Colorado law prohibits associations from adopting rules or regulations that effectively prohibit the installation of solar panels on homeowners’ properties, but associations are allowed to adopt reasonable rules governing such installation, which can be based on aesthetic considerations and to prohibit solar panels on common areas. Such rules must also not significantly increase the costGo to Article

On March 17, 2017, House Bill 17-1279 was introduced and assigned to the State, Veterans, and Military Affairs Committee. The original intent of H.B. 17-1279 was to open the lines of communication between the association board, the association members, and the developer or builder and act as a bill that could garner bipartisan support. This bill isGo to Article

Prior to the beginning of the 2017 Legislative Session, the legislature promised to address construction defect reform.  True to their words, five different and, in some cases, competing bills have been introduced, aimed at addressing construction defects.  The latest bill, SB 17-157, introduced by Senator Angela Williams (D), takes the best of previous attempts atGo to Article

On February 1, 2017, Senate Bill 17-156  was introduced and assigned to the Business, Labor, and Technology Committee. S.B. 17-156 seeks to require mandatory mediation and/or arbitration for any construction defect action if the association’s governing documents previously required the same. This means that if a prior mediation and/or arbitration clause was amended or removed fromGo to Article

Airbnb’s continue to increase all over the country and, oftentimes, wreak havoc in community associations. Denver has a new ordinance 0262  that became effective December 31, 2016, throwing a slight monkey wrench into the process.
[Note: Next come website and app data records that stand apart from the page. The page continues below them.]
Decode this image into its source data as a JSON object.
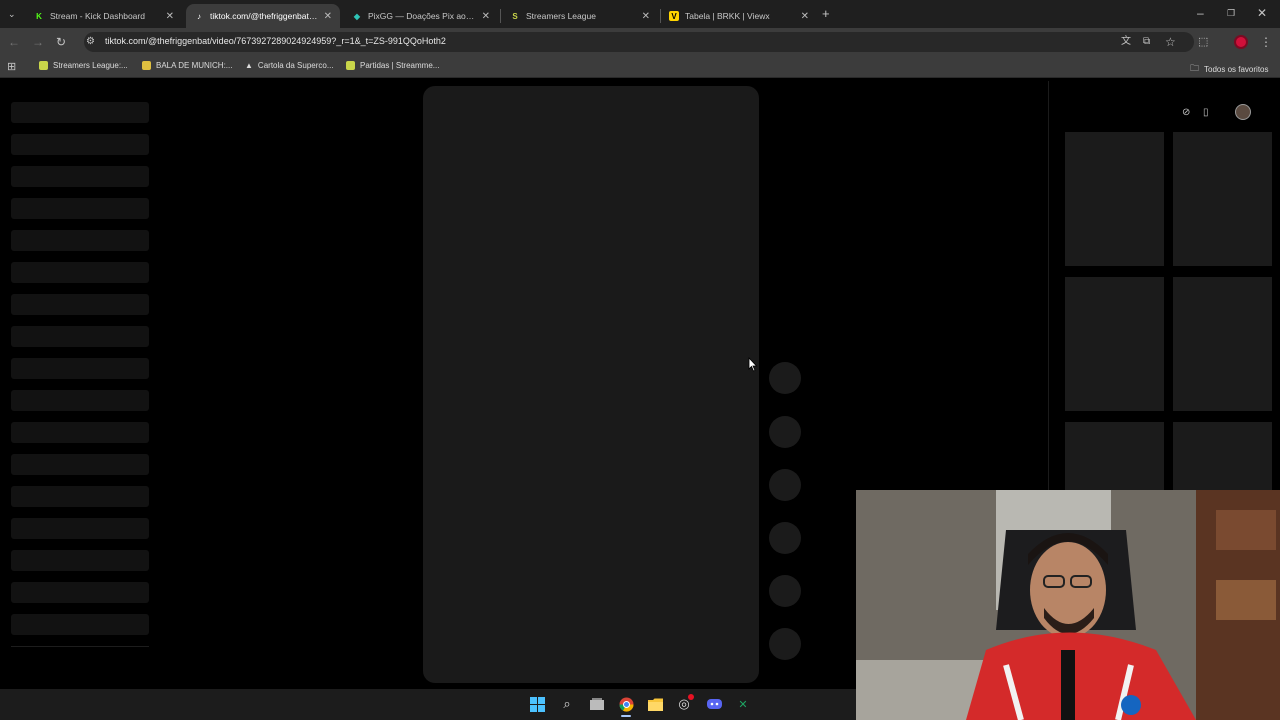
{
  "tabs": [
    {
      "title": "Stream - Kick Dashboard",
      "icon": "kick-icon",
      "color": "#53fc18",
      "letter": "K"
    },
    {
      "title": "tiktok.com/@thefriggenbat/vid",
      "icon": "tiktok-icon",
      "color": "#ffffff",
      "letter": "♪"
    },
    {
      "title": "PixGG — Doações Pix ao vivo p",
      "icon": "pixgg-icon",
      "color": "#2ec4b6",
      "letter": "◆"
    },
    {
      "title": "Streamers League",
      "icon": "streamers-league-icon",
      "color": "#c9d64a",
      "letter": "S"
    },
    {
      "title": "Tabela | BRKK | Viewx",
      "icon": "viewx-icon",
      "color": "#ffd400",
      "letter": "V"
    }
  ],
  "address": {
    "url": "tiktok.com/@thefriggenbat/video/7673927289024924959?_r=1&_t=ZS-991QQoHoth2"
  },
  "bookmarks": [
    {
      "label": "Streamers League:...",
      "color": "#c9d64a"
    },
    {
      "label": "BALA DE MUNICH:...",
      "color": "#e0c040"
    },
    {
      "label": "Cartola da Superco...",
      "color": "#ffffff"
    },
    {
      "label": "Partidas | Streamme...",
      "color": "#c9d64a"
    }
  ],
  "all_bookmarks_label": "Todos os favoritos",
  "colors": {
    "accent": "#a8c7fa",
    "profile": "#d0103a"
  }
}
Pursuant to the new ordinance, homeowners must now obtain a license from the Denver Excise and Licenses Department before theyGo to Article